# Interface dataset entries
○ ○ ○ ○ ○
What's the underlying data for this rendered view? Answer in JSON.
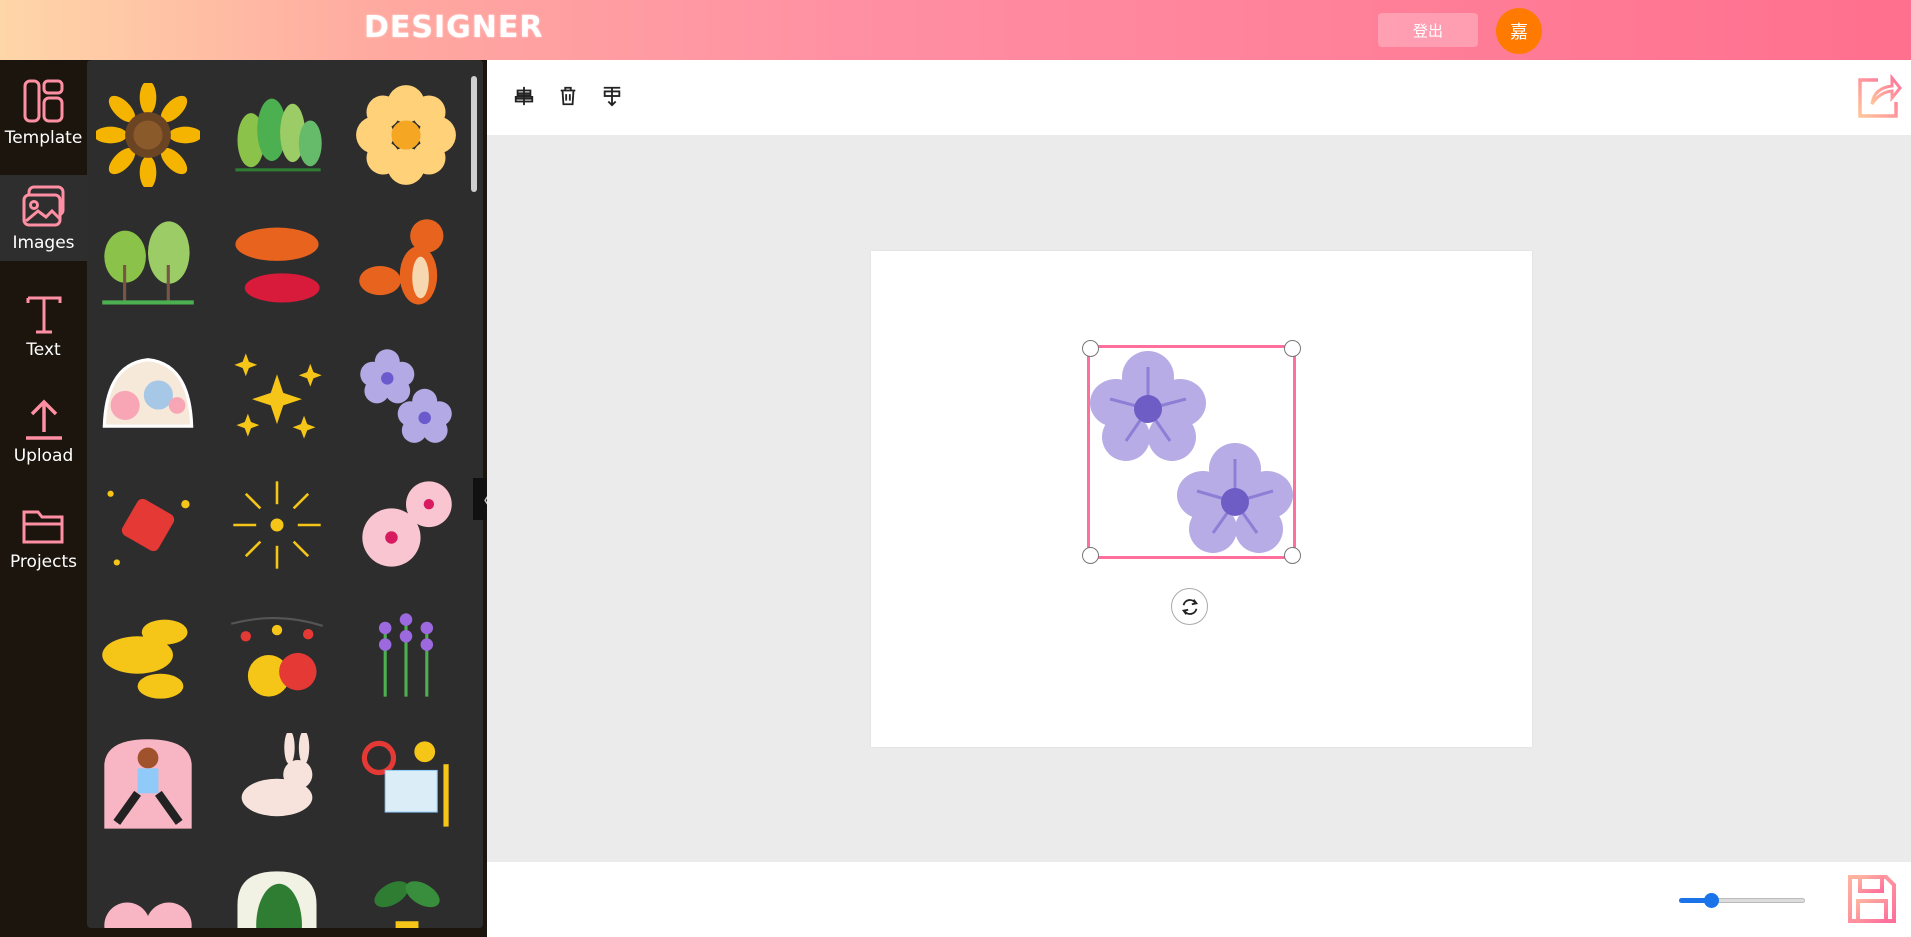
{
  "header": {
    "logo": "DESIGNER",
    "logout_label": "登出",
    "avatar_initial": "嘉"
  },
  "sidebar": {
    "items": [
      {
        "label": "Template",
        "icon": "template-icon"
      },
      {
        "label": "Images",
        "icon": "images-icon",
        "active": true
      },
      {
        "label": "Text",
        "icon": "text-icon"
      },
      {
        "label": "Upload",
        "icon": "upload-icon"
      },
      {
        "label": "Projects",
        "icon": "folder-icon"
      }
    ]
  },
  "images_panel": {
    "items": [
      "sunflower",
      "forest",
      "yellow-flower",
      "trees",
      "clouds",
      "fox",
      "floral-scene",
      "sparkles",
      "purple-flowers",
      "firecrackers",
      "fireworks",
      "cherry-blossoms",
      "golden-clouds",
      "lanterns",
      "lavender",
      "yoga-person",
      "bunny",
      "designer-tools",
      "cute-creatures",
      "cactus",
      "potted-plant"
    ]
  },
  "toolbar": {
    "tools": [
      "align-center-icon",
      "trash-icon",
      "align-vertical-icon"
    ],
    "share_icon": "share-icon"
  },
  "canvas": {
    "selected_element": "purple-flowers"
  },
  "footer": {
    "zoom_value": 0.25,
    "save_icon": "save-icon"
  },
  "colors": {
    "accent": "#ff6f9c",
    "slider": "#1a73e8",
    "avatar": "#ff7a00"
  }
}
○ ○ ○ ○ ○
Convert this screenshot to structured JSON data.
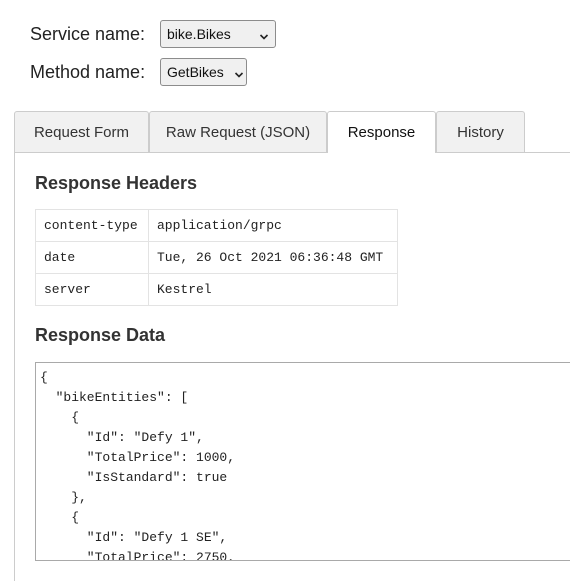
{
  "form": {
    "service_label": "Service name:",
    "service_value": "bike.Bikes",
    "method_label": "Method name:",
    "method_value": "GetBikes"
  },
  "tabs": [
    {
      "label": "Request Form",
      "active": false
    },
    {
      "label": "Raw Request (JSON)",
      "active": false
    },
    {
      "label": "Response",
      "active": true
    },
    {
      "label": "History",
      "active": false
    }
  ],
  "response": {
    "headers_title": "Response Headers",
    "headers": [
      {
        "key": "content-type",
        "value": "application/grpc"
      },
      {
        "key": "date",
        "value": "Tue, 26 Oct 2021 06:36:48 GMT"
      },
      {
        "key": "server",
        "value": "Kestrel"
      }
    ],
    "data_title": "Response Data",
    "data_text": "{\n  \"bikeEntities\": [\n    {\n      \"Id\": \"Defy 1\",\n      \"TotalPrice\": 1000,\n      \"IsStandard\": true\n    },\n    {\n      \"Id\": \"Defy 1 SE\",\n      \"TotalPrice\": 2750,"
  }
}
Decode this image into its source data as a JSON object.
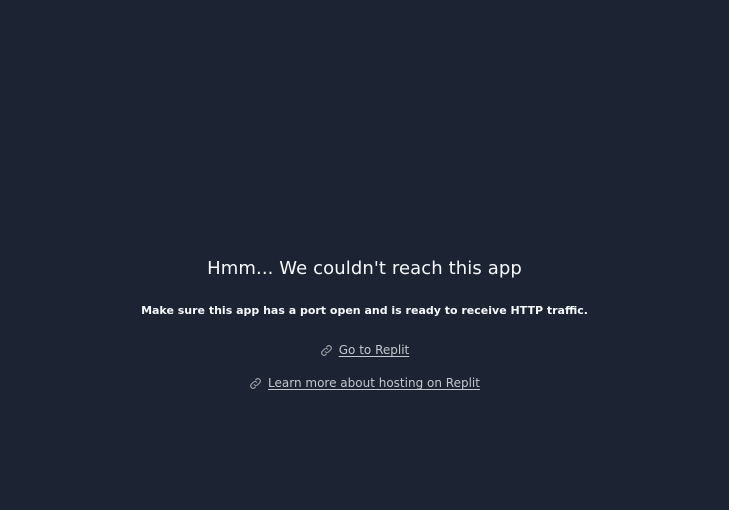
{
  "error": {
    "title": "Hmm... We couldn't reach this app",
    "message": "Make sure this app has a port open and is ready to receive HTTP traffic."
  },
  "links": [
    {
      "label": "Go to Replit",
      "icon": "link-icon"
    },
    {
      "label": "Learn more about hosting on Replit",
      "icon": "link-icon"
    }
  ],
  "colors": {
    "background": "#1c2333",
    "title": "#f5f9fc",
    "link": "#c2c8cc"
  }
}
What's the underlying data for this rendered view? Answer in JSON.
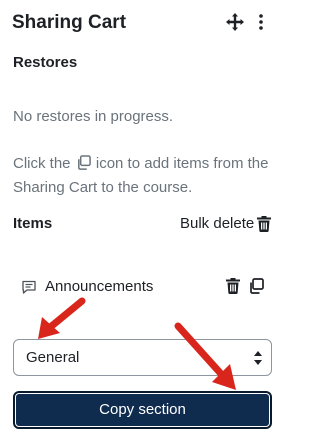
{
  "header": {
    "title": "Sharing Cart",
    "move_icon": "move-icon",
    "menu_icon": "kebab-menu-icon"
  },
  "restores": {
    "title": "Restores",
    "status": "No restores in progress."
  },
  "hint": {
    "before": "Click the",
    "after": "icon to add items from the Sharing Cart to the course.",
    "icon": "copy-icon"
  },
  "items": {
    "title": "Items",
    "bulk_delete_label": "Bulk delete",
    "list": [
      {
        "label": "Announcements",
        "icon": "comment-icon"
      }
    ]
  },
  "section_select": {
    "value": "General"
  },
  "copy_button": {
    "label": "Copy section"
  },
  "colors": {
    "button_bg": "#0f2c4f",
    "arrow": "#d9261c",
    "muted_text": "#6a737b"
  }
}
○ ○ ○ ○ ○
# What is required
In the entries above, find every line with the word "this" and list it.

# Result of the exercise
What's the underlying data for this rendered view? Answer in JSON.
Convert this screenshot to structured JSON data.
Decode this image into its source data as a JSON object.
    "title": "Hmm... We couldn't reach this app",
    "message": "Make sure this app has a port open and is ready to receive HTTP traffic."
What's the underlying data for this rendered view? Answer in JSON.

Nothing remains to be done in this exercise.